From:Jonathan Chang <zhang2323@...>
Date:Wednesday, June 14, 2000, 19:28
In a message dated 2000/06/14 12:17:34 PM, thorinn wrote:

>Are there actually intonation systems out there where you don't have >any pitches in a 2:1 ratio at all?
Yep, & for lack of a classification they are generally called "non-octave scale tuning systems.
>All the systems that I have seen >described repeated themselves after an octave, but that may be an >artifact of the descriptions --- and of course I haven't seen all >systems.
Quite a number of scale tuning systems in South East Asia, Oceania & parts of Africa have scales in which 2:1 ratios are not used - preferences tending to near-octave pitches or pitches beyond the octave by as much as a quartertone are fairly common.

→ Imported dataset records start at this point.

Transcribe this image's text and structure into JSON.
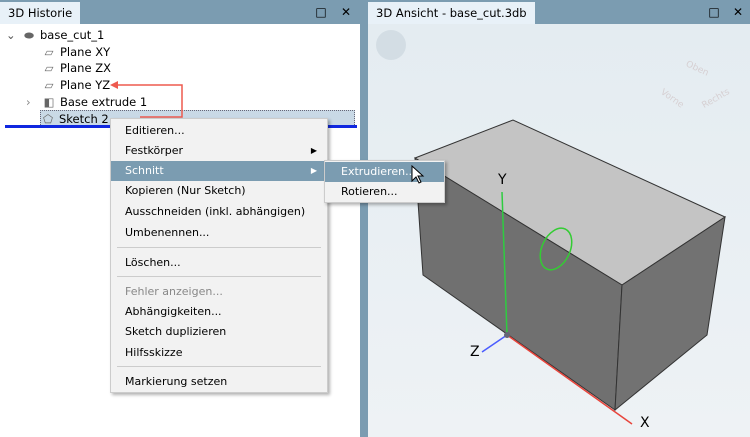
{
  "left_panel": {
    "title": "3D Historie",
    "maximize_icon": "□",
    "close_icon": "✕",
    "tree": [
      {
        "label": "base_cut_1",
        "icon": "part-icon",
        "expander": "⌄"
      },
      {
        "label": "Plane XY",
        "icon": "plane-icon"
      },
      {
        "label": "Plane ZX",
        "icon": "plane-icon"
      },
      {
        "label": "Plane YZ",
        "icon": "plane-icon"
      },
      {
        "label": "Base extrude 1",
        "icon": "extrude-icon",
        "expander": "›"
      },
      {
        "label": "Sketch 2",
        "icon": "sketch-icon",
        "selected": true
      }
    ]
  },
  "right_panel": {
    "title": "3D Ansicht - base_cut.3db",
    "maximize_icon": "□",
    "close_icon": "✕",
    "viewcube": {
      "top": "Oben",
      "front": "Vorne",
      "right": "Rechts"
    },
    "axes": {
      "x": "X",
      "y": "Y",
      "z": "Z"
    }
  },
  "context_menu": {
    "items": [
      {
        "label": "Editieren..."
      },
      {
        "label": "Festkörper",
        "submenu": true
      },
      {
        "label": "Schnitt",
        "submenu": true,
        "highlighted": true
      },
      {
        "label": "Kopieren (Nur Sketch)"
      },
      {
        "label": "Ausschneiden (inkl. abhängigen)"
      },
      {
        "label": "Umbenennen..."
      },
      {
        "label": "Löschen..."
      },
      {
        "label": "Fehler anzeigen...",
        "disabled": true
      },
      {
        "label": "Abhängigkeiten..."
      },
      {
        "label": "Sketch duplizieren"
      },
      {
        "label": "Hilfsskizze"
      },
      {
        "label": "Markierung setzen"
      }
    ]
  },
  "submenu": {
    "items": [
      {
        "label": "Extrudieren...",
        "highlighted": true
      },
      {
        "label": "Rotieren..."
      }
    ]
  },
  "colors": {
    "accent": "#7b9cb1",
    "x_axis": "#e8453c",
    "y_axis": "#2ecc40",
    "z_axis": "#4a5cff"
  }
}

In recent years, fractal-based scale tunings have also added to the "non-octave" class of tunings - besides other mathematicallly-based scale tuning systems. Non-octave tunings tend to be unequal tunings & thus quite "spicy" or "alien" sounding. . . which should be inspirational to those of you who are into creating truly original concultures. Funny story: I met a musician who couldn't believe me when I said there are scale tuning systems with more than 12 pitches in an octave-range. I simply loaded up my JI-Calc (Just Intonation Calculator) program on my computer & demonstrated a random series of different scale systems - in example, 13-tone Equal Tempered scale (very alien sounding), 19-tone Equal Tempered scale (very aggressive sounding... imagine a weird mix of Wagner & Klingon), the Indian _sruti_ system of 22-pitches, Harry Partch's Monophonic Fabric with it's 43-tones, Mercator II's 53-pitch scale, etc.. (There is also a few scale tuning systems that have as many as several hundred pitches to an octave range, but these IMHO tend to be just "special effects" oddities.) His jaw dropped to the floor & ever since he has been a "tuning freak." At the other extreme, there are interesting scale tunings with less than 5-tones per octave range as well. These I find to be deceptively "simple" and "primitive." I personally find highly unequal pentatonic scale tunings to be highly rewarding in terms of various emotive modes (especially extremely dark, alien-sounding drone music as well as various "lighter" percussive music pieces using metallic instruments - including a "mutated"/prepared toy piano, *musical mad scientist gigglabytefit*). zHANg